PROBLEM REQUIREMENTS :: Retype all of the entries that appear below, keeping them exactly as they are.

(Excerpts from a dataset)
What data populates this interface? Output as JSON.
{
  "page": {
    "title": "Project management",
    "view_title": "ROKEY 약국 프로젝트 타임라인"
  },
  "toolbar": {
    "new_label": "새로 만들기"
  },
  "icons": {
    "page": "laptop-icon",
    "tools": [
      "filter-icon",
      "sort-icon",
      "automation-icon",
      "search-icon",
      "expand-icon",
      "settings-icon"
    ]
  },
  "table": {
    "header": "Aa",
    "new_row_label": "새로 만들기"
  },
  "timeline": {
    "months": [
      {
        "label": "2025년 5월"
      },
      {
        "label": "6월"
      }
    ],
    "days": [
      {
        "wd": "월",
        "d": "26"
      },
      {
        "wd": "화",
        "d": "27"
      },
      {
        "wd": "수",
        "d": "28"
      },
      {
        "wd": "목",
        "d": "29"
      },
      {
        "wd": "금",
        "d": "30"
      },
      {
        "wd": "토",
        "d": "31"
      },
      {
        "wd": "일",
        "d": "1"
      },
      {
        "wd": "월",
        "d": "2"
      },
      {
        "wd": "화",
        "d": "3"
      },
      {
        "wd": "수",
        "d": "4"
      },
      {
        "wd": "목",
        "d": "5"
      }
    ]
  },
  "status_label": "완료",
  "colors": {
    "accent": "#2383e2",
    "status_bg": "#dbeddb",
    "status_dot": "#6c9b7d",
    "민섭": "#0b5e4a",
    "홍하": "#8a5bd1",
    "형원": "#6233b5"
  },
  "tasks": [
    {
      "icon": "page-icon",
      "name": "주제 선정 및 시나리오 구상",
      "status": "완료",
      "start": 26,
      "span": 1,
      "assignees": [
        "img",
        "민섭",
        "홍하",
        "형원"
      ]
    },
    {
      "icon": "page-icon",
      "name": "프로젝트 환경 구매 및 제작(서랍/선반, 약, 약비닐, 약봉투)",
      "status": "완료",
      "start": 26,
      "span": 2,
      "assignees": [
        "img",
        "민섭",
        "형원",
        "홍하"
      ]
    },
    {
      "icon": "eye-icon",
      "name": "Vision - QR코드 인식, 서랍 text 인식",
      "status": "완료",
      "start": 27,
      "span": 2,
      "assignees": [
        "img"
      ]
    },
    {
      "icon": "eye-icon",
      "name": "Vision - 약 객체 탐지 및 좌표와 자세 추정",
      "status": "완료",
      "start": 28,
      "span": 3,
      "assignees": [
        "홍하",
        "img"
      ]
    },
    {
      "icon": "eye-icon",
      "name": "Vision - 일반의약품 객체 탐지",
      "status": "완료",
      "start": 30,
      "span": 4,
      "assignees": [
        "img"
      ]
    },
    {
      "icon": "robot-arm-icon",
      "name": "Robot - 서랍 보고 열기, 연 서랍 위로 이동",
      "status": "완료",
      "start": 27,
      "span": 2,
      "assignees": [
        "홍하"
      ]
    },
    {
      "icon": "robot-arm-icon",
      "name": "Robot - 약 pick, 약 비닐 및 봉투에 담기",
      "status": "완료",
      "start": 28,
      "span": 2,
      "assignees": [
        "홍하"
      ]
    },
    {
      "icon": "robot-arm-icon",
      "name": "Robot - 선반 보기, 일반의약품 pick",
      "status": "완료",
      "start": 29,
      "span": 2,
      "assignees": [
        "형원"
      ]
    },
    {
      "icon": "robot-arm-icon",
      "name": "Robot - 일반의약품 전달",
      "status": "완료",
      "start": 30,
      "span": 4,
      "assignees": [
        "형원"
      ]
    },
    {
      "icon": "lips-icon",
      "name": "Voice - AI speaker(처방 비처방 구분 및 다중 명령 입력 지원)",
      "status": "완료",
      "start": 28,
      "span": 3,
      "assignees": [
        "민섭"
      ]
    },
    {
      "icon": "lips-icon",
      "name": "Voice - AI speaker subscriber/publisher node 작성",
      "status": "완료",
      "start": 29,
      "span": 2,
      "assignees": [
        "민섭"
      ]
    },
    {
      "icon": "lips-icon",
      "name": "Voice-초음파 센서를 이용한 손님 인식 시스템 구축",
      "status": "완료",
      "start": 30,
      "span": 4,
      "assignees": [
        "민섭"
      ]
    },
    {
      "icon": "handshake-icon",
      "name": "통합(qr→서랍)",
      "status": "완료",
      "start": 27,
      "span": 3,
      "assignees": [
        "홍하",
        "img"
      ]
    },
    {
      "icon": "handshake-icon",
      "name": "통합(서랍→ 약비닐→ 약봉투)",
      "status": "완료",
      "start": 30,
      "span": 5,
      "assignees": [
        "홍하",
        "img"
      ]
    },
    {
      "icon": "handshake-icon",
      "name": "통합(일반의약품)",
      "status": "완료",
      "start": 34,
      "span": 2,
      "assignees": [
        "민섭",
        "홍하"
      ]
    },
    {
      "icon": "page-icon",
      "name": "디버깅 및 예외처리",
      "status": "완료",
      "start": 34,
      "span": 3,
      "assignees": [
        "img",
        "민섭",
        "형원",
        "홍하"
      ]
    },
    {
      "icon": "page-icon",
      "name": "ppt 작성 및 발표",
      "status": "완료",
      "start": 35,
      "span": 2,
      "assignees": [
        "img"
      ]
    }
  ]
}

RESPONSE TO THIS TASK ::
What data populates this interface? Output as JSON.
{
  "page": {
    "title": "Project management",
    "view_title": "ROKEY 약국 프로젝트 타임라인"
  },
  "toolbar": {
    "new_label": "새로 만들기"
  },
  "icons": {
    "page": "laptop-icon",
    "tools": [
      "filter-icon",
      "sort-icon",
      "automation-icon",
      "search-icon",
      "expand-icon",
      "settings-icon"
    ]
  },
  "table": {
    "header": "Aa",
    "new_row_label": "새로 만들기"
  },
  "timeline": {
    "months": [
      {
        "label": "2025년 5월"
      },
      {
        "label": "6월"
      }
    ],
    "days": [
      {
        "wd": "월",
        "d": "26"
      },
      {
        "wd": "화",
        "d": "27"
      },
      {
        "wd": "수",
        "d": "28"
      },
      {
        "wd": "목",
        "d": "29"
      },
      {
        "wd": "금",
        "d": "30"
      },
      {
        "wd": "토",
        "d": "31"
      },
      {
        "wd": "일",
        "d": "1"
      },
      {
        "wd": "월",
        "d": "2"
      },
      {
        "wd": "화",
        "d": "3"
      },
      {
        "wd": "수",
        "d": "4"
      },
      {
        "wd": "목",
        "d": "5"
      }
    ]
  },
  "status_label": "완료",
  "colors": {
    "accent": "#2383e2",
    "status_bg": "#dbeddb",
    "status_dot": "#6c9b7d",
    "민섭": "#0b5e4a",
    "홍하": "#8a5bd1",
    "형원": "#6233b5"
  },
  "tasks": [
    {
      "icon": "page-icon",
      "name": "주제 선정 및 시나리오 구상",
      "status": "완료",
      "start": 26,
      "span": 1,
      "assignees": [
        "img",
        "민섭",
        "홍하",
        "형원"
      ]
    },
    {
      "icon": "page-icon",
      "name": "프로젝트 환경 구매 및 제작(서랍/선반, 약, 약비닐, 약봉투)",
      "status": "완료",
      "start": 26,
      "span": 2,
      "assignees": [
        "img",
        "민섭",
        "형원",
        "홍하"
      ]
    },
    {
      "icon": "eye-icon",
      "name": "Vision - QR코드 인식, 서랍 text 인식",
      "status": "완료",
      "start": 27,
      "span": 2,
      "assignees": [
        "img"
      ]
    },
    {
      "icon": "eye-icon",
      "name": "Vision - 약 객체 탐지 및 좌표와 자세 추정",
      "status": "완료",
      "start": 28,
      "span": 3,
      "assignees": [
        "홍하",
        "img"
      ]
    },
    {
      "icon": "eye-icon",
      "name": "Vision - 일반의약품 객체 탐지",
      "status": "완료",
      "start": 30,
      "span": 4,
      "assignees": [
        "img"
      ]
    },
    {
      "icon": "robot-arm-icon",
      "name": "Robot - 서랍 보고 열기, 연 서랍 위로 이동",
      "status": "완료",
      "start": 27,
      "span": 2,
      "assignees": [
        "홍하"
      ]
    },
    {
      "icon": "robot-arm-icon",
      "name": "Robot - 약 pick, 약 비닐 및 봉투에 담기",
      "status": "완료",
      "start": 28,
      "span": 2,
      "assignees": [
        "홍하"
      ]
    },
    {
      "icon": "robot-arm-icon",
      "name": "Robot - 선반 보기, 일반의약품 pick",
      "status": "완료",
      "start": 29,
      "span": 2,
      "assignees": [
        "형원"
      ]
    },
    {
      "icon": "robot-arm-icon",
      "name": "Robot - 일반의약품 전달",
      "status": "완료",
      "start": 30,
      "span": 4,
      "assignees": [
        "형원"
      ]
    },
    {
      "icon": "lips-icon",
      "name": "Voice - AI speaker(처방 비처방 구분 및 다중 명령 입력 지원)",
      "status": "완료",
      "start": 28,
      "span": 3,
      "assignees": [
        "민섭"
      ]
    },
    {
      "icon": "lips-icon",
      "name": "Voice - AI speaker subscriber/publisher node 작성",
      "status": "완료",
      "start": 29,
      "span": 2,
      "assignees": [
        "민섭"
      ]
    },
    {
      "icon": "lips-icon",
      "name": "Voice-초음파 센서를 이용한 손님 인식 시스템 구축",
      "status": "완료",
      "start": 30,
      "span": 4,
      "assignees": [
        "민섭"
      ]
    },
    {
      "icon": "handshake-icon",
      "name": "통합(qr→서랍)",
      "status": "완료",
      "start": 27,
      "span": 3,
      "assignees": [
        "홍하",
        "img"
      ]
    },
    {
      "icon": "handshake-icon",
      "name": "통합(서랍→ 약비닐→ 약봉투)",
      "status": "완료",
      "start": 30,
      "span": 5,
      "assignees": [
        "홍하",
        "img"
      ]
    },
    {
      "icon": "handshake-icon",
      "name": "통합(일반의약품)",
      "status": "완료",
      "start": 34,
      "span": 2,
      "assignees": [
        "민섭",
        "홍하"
      ]
    },
    {
      "icon": "page-icon",
      "name": "디버깅 및 예외처리",
      "status": "완료",
      "start": 34,
      "span": 3,
      "assignees": [
        "img",
        "민섭",
        "형원",
        "홍하"
      ]
    },
    {
      "icon": "page-icon",
      "name": "ppt 작성 및 발표",
      "status": "완료",
      "start": 35,
      "span": 2,
      "assignees": [
        "img"
      ]
    }
  ]
}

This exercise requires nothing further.